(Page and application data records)

-=-=-

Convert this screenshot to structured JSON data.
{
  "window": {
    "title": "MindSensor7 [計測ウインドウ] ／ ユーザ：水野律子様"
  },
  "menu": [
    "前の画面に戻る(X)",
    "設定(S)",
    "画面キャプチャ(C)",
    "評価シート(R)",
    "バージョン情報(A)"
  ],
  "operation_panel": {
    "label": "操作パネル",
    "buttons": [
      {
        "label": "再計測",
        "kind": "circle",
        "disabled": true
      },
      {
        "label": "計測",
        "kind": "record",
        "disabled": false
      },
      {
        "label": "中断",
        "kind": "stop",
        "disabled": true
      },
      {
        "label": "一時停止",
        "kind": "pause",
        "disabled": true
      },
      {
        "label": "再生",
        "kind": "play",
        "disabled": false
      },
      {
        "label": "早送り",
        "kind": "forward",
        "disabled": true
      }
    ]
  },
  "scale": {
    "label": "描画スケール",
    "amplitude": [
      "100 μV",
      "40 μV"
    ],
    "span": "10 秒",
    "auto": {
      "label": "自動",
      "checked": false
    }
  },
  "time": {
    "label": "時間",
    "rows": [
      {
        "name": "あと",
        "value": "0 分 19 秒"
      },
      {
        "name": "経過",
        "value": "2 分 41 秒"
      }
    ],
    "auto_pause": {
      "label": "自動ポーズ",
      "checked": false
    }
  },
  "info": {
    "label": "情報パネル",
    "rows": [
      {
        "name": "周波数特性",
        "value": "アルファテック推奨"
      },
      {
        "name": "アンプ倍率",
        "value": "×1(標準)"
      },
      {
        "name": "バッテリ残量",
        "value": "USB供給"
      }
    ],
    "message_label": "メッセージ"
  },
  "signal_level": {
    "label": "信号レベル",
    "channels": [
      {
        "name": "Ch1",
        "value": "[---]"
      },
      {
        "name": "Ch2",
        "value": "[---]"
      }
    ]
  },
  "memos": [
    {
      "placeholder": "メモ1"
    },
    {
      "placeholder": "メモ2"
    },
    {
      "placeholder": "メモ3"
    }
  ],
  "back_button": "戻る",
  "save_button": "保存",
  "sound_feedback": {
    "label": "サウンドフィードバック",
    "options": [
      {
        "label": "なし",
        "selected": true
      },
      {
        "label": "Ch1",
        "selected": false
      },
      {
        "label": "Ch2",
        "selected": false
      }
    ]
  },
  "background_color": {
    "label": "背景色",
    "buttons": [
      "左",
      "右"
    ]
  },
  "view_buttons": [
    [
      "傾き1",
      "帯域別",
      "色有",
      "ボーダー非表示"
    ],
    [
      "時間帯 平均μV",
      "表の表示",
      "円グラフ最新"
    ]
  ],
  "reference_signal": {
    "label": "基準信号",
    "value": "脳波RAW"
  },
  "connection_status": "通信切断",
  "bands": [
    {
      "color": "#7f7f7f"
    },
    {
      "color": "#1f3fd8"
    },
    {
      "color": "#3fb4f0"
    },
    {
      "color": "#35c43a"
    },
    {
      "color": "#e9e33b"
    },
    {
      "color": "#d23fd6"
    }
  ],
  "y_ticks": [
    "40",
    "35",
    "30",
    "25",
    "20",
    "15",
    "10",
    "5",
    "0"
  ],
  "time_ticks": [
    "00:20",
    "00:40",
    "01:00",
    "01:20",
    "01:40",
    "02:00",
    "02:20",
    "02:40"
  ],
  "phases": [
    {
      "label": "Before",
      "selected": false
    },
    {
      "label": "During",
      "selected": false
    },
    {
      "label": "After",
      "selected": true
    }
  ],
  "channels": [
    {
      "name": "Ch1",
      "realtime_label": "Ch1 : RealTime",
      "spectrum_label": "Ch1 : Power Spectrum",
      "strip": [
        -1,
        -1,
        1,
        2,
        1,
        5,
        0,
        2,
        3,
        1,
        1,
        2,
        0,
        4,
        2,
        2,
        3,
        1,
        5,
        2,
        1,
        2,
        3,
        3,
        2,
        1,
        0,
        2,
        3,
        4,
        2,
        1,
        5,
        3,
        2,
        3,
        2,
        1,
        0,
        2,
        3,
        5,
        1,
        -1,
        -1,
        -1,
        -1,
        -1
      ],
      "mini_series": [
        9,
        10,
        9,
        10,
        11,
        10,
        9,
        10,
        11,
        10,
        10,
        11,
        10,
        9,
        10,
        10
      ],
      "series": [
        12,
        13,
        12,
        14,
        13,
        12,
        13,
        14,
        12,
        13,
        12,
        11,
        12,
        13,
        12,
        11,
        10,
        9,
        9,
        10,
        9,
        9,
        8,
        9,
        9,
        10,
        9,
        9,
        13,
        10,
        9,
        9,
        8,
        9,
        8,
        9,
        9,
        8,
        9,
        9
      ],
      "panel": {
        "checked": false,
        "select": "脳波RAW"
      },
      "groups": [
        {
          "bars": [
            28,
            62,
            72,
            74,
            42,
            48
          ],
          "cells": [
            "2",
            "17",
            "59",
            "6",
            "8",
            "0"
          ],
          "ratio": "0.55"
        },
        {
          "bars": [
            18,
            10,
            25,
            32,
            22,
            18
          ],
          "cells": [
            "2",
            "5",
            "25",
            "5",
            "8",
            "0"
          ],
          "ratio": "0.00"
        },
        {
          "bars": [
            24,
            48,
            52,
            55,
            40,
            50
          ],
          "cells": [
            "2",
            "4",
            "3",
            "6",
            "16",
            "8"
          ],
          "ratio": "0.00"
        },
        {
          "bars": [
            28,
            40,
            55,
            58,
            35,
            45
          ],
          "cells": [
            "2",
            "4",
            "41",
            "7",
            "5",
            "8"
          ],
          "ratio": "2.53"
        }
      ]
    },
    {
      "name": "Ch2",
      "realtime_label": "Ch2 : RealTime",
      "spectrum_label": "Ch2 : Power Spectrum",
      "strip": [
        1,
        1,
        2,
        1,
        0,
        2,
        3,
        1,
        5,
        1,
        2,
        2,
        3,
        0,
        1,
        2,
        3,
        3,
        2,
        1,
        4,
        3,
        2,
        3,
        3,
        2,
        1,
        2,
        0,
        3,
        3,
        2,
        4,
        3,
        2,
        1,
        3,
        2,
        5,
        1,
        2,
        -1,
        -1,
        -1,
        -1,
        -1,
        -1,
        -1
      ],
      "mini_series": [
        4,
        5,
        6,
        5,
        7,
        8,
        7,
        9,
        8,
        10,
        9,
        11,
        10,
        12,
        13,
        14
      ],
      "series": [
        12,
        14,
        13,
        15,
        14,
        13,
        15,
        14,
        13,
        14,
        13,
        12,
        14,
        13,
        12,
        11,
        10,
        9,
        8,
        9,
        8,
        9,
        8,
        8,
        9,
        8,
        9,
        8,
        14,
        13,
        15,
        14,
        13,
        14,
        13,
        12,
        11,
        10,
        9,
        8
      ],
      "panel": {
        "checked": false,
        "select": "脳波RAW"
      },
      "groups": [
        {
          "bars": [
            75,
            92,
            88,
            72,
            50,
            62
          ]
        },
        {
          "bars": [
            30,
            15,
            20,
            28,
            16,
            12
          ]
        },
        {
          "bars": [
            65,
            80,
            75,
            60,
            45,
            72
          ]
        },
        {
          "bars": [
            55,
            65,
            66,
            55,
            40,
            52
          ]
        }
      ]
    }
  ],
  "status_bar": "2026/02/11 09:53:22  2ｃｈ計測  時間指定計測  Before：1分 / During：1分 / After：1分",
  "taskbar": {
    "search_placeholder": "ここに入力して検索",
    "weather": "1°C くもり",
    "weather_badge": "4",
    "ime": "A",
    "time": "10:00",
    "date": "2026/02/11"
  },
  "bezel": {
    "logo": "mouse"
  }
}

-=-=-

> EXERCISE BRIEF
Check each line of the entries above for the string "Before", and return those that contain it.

> SOLVED PROBLEM
      "label": "Before",
  "status_bar": "2026/02/11 09:53:22  2ｃｈ計測  時間指定計測  Before：1分 / During：1分 / After：1分",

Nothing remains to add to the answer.